It is with the later ornamented covers that we are engaged at present ; no one would think of imitating the monks in their costly bindings, fit only to adorn a manuscript not less costly than the precious metals themselves. The time has gone by for this application of the goldsmith’s craft, but in the desire to restore binding to the rank of a fine art, I may well trace its history through all phases and see whether there is not something that may be turned to use in each of them. The covers made entirely of metal, pierced, beaten, and engraved, are not perhaps very suitable for revival -at all events, not nearly so much so as the lighter metal ornamentation, which I shall deal with later on. But an occasional use of them can be imagined as being very appropriate, and the examples given here reproduce some of the most attractive as a stimulus to experiment in that direction.

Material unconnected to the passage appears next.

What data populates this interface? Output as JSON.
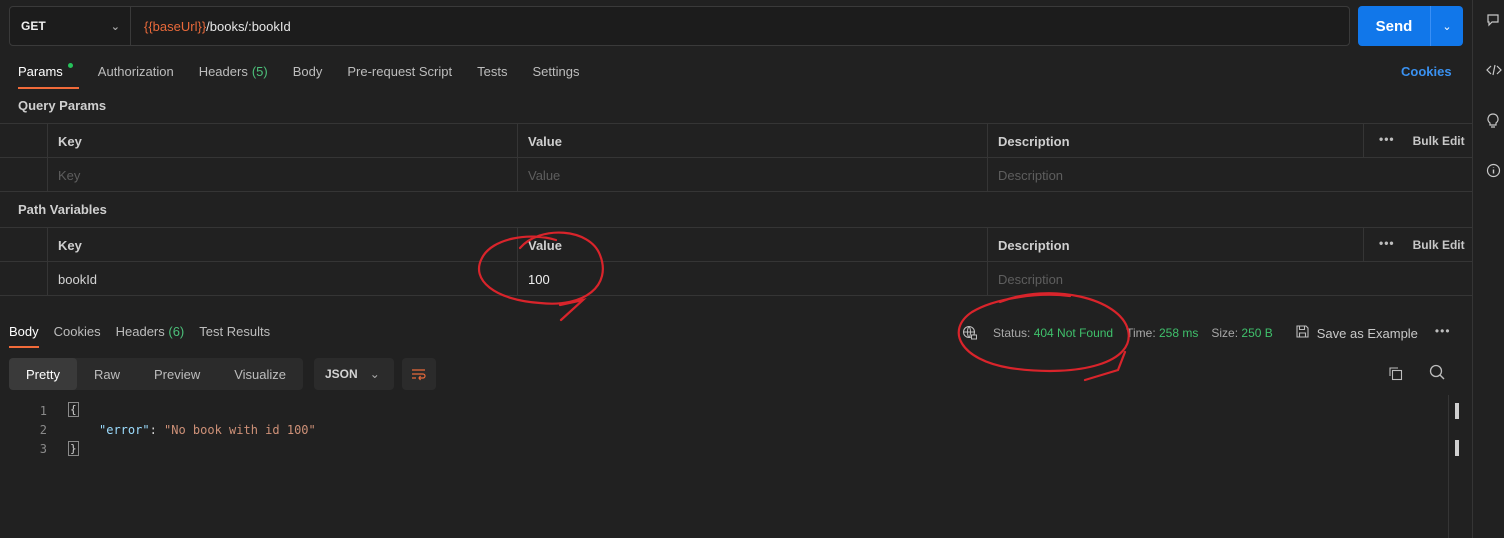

The first is from the British Museum.a German binding of the seventeenth century in gilt metal, pierced and engraved. The back of the cover is treated in the same way, in two longitudinal compartments hinged together to allow of the better opening of the volume, which is somewhat thick. The edges of the leaves are painted and gauffered, the head and tail being protected at the back by a flat metal cap also pierced and chased, forming part of the cover. The whole is the most beautiful example of a metal binding. It contains a ” Frauenzimmer Spiegel,” or series of female characters taken from the Old and the New Testament, by Hieron Orteln, with forty engravings.
The next is also a German binding of silver, ornamented with a niello border surrounding open silver tracery. It contains “Flosculi Historiarum,” by Jean de Bussieris, dated 1688, but the cover is older than the book. It is also in the British Museum.
The third is a cover of Arabesque open work in silver-gilt, probably Dutch work about 1670., in the South Kensington Museum. It is a good example of a mode of treating book covers not often resorted to, but very effective, in which the ornamentation is concentrated on the front instead of the back portion of the book ; and which is as suitable for flat tooling as for pierced work. The last illustration is that of a very delicate piece of work containing Gobel’s ” Jesum Liebender Seelen Tagliche Himilreis,” published at Nuremberg in 1704, and now in the South Kensington Museum. It is in a contemporary binding of oak boards covered with perforated silver-work, and has similar silver clasps. Both the piercing and chasing as well as the design are in the most perfect taste.